TASK DESCRIPTION
Would you restate every entry that follows, word for word, and leave out the pictures?

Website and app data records
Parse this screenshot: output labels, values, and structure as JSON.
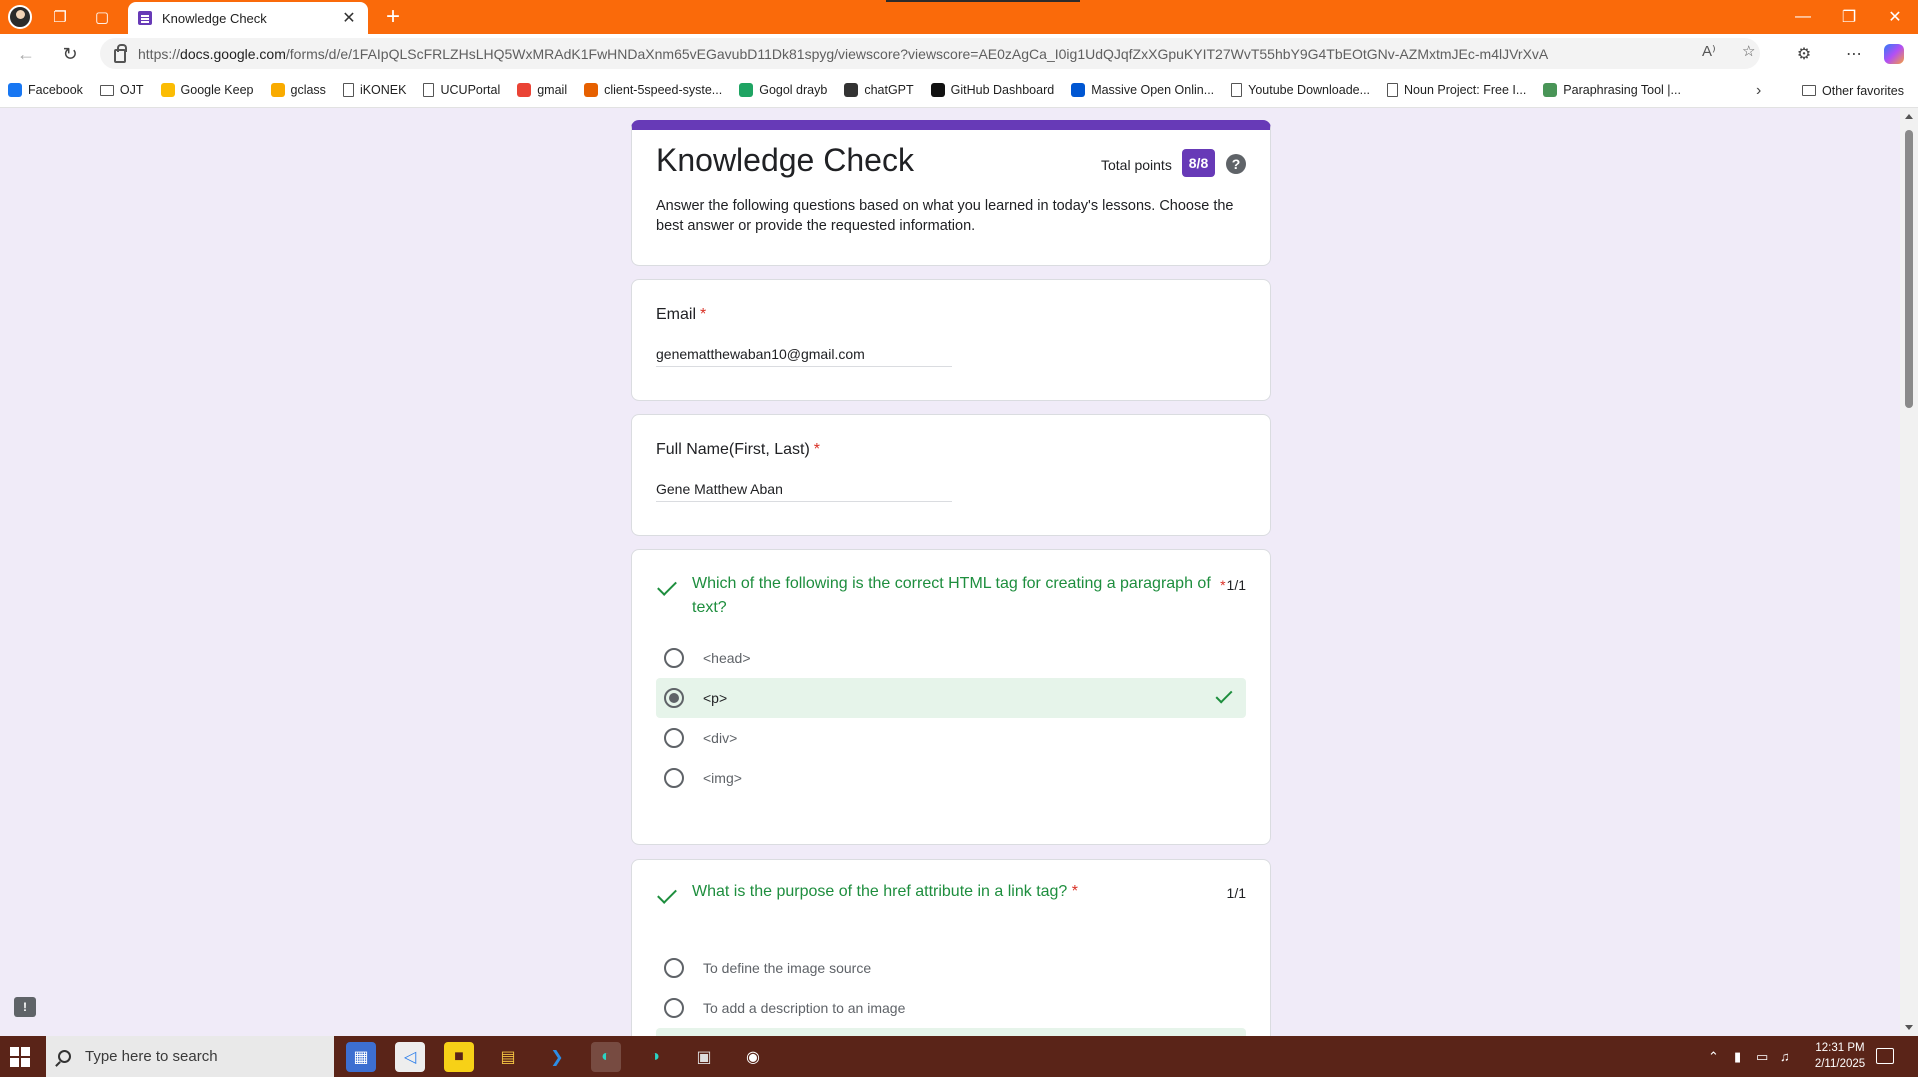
{
  "browser": {
    "tab_title": "Knowledge Check",
    "url_prefix": "https://",
    "url_host": "docs.google.com",
    "url_path": "/forms/d/e/1FAIpQLScFRLZHsLHQ5WxMRAdK1FwHNDaXnm65vEGavubD11Dk81spyg/viewscore?viewscore=AE0zAgCa_I0ig1UdQJqfZxXGpuKYIT27WvT55hbY9G4TbEOtGNv-AZMxtmJEc-m4lJVrXvA",
    "bookmarks": [
      {
        "label": "Facebook",
        "icon": "facebook-icon",
        "color": "#1877f2"
      },
      {
        "label": "OJT",
        "icon": "folder-icon",
        "color": ""
      },
      {
        "label": "Google Keep",
        "icon": "keep-icon",
        "color": "#fbbc04"
      },
      {
        "label": "gclass",
        "icon": "classroom-icon",
        "color": "#f9ab00"
      },
      {
        "label": "iKONEK",
        "icon": "page-icon",
        "color": ""
      },
      {
        "label": "UCUPortal",
        "icon": "page-icon",
        "color": ""
      },
      {
        "label": "gmail",
        "icon": "gmail-icon",
        "color": "#ea4335"
      },
      {
        "label": "client-5speed-syste...",
        "icon": "firefox-icon",
        "color": "#e66000"
      },
      {
        "label": "Gogol drayb",
        "icon": "drive-icon",
        "color": "#1fa463"
      },
      {
        "label": "chatGPT",
        "icon": "chatgpt-icon",
        "color": "#333333"
      },
      {
        "label": "GitHub Dashboard",
        "icon": "github-icon",
        "color": "#111111"
      },
      {
        "label": "Massive Open Onlin...",
        "icon": "coursera-icon",
        "color": "#0056d2"
      },
      {
        "label": "Youtube Downloade...",
        "icon": "page-icon",
        "color": ""
      },
      {
        "label": "Noun Project: Free I...",
        "icon": "page-icon",
        "color": ""
      },
      {
        "label": "Paraphrasing Tool |...",
        "icon": "quillbot-icon",
        "color": "#499557"
      }
    ],
    "other_favorites": "Other favorites"
  },
  "form": {
    "title": "Knowledge Check",
    "total_points_label": "Total points",
    "total_points": "8/8",
    "description": "Answer the following questions based on what you learned in today's lessons. Choose the best answer or provide the requested information.",
    "accent_color": "#673ab7",
    "fields": [
      {
        "label": "Email",
        "required_mark": "*",
        "value": "genematthewaban10@gmail.com"
      },
      {
        "label": "Full Name(First, Last)",
        "required_mark": "*",
        "value": "Gene Matthew Aban"
      }
    ],
    "questions": [
      {
        "text": "Which of the following is the correct HTML tag for creating a paragraph of text?",
        "required_mark": "*",
        "score": "1/1",
        "options": [
          "<head>",
          "<p>",
          "<div>",
          "<img>"
        ],
        "selected_index": 1
      },
      {
        "text": "What is the purpose of the href attribute in a link tag?",
        "required_mark": "*",
        "score": "1/1",
        "options": [
          "To define the image source",
          "To add a description to an image"
        ]
      }
    ]
  },
  "taskbar": {
    "search_placeholder": "Type here to search",
    "time": "12:31 PM",
    "date": "2/11/2025"
  }
}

ANSWER TO THE EXERCISE
Parse this screenshot: output labels, values, and structure as JSON.
{
  "browser": {
    "tab_title": "Knowledge Check",
    "url_prefix": "https://",
    "url_host": "docs.google.com",
    "url_path": "/forms/d/e/1FAIpQLScFRLZHsLHQ5WxMRAdK1FwHNDaXnm65vEGavubD11Dk81spyg/viewscore?viewscore=AE0zAgCa_I0ig1UdQJqfZxXGpuKYIT27WvT55hbY9G4TbEOtGNv-AZMxtmJEc-m4lJVrXvA",
    "bookmarks": [
      {
        "label": "Facebook",
        "icon": "facebook-icon",
        "color": "#1877f2"
      },
      {
        "label": "OJT",
        "icon": "folder-icon",
        "color": ""
      },
      {
        "label": "Google Keep",
        "icon": "keep-icon",
        "color": "#fbbc04"
      },
      {
        "label": "gclass",
        "icon": "classroom-icon",
        "color": "#f9ab00"
      },
      {
        "label": "iKONEK",
        "icon": "page-icon",
        "color": ""
      },
      {
        "label": "UCUPortal",
        "icon": "page-icon",
        "color": ""
      },
      {
        "label": "gmail",
        "icon": "gmail-icon",
        "color": "#ea4335"
      },
      {
        "label": "client-5speed-syste...",
        "icon": "firefox-icon",
        "color": "#e66000"
      },
      {
        "label": "Gogol drayb",
        "icon": "drive-icon",
        "color": "#1fa463"
      },
      {
        "label": "chatGPT",
        "icon": "chatgpt-icon",
        "color": "#333333"
      },
      {
        "label": "GitHub Dashboard",
        "icon": "github-icon",
        "color": "#111111"
      },
      {
        "label": "Massive Open Onlin...",
        "icon": "coursera-icon",
        "color": "#0056d2"
      },
      {
        "label": "Youtube Downloade...",
        "icon": "page-icon",
        "color": ""
      },
      {
        "label": "Noun Project: Free I...",
        "icon": "page-icon",
        "color": ""
      },
      {
        "label": "Paraphrasing Tool |...",
        "icon": "quillbot-icon",
        "color": "#499557"
      }
    ],
    "other_favorites": "Other favorites"
  },
  "form": {
    "title": "Knowledge Check",
    "total_points_label": "Total points",
    "total_points": "8/8",
    "description": "Answer the following questions based on what you learned in today's lessons. Choose the best answer or provide the requested information.",
    "accent_color": "#673ab7",
    "fields": [
      {
        "label": "Email",
        "required_mark": "*",
        "value": "genematthewaban10@gmail.com"
      },
      {
        "label": "Full Name(First, Last)",
        "required_mark": "*",
        "value": "Gene Matthew Aban"
      }
    ],
    "questions": [
      {
        "text": "Which of the following is the correct HTML tag for creating a paragraph of text?",
        "required_mark": "*",
        "score": "1/1",
        "options": [
          "<head>",
          "<p>",
          "<div>",
          "<img>"
        ],
        "selected_index": 1
      },
      {
        "text": "What is the purpose of the href attribute in a link tag?",
        "required_mark": "*",
        "score": "1/1",
        "options": [
          "To define the image source",
          "To add a description to an image"
        ]
      }
    ]
  },
  "taskbar": {
    "search_placeholder": "Type here to search",
    "time": "12:31 PM",
    "date": "2/11/2025"
  }
}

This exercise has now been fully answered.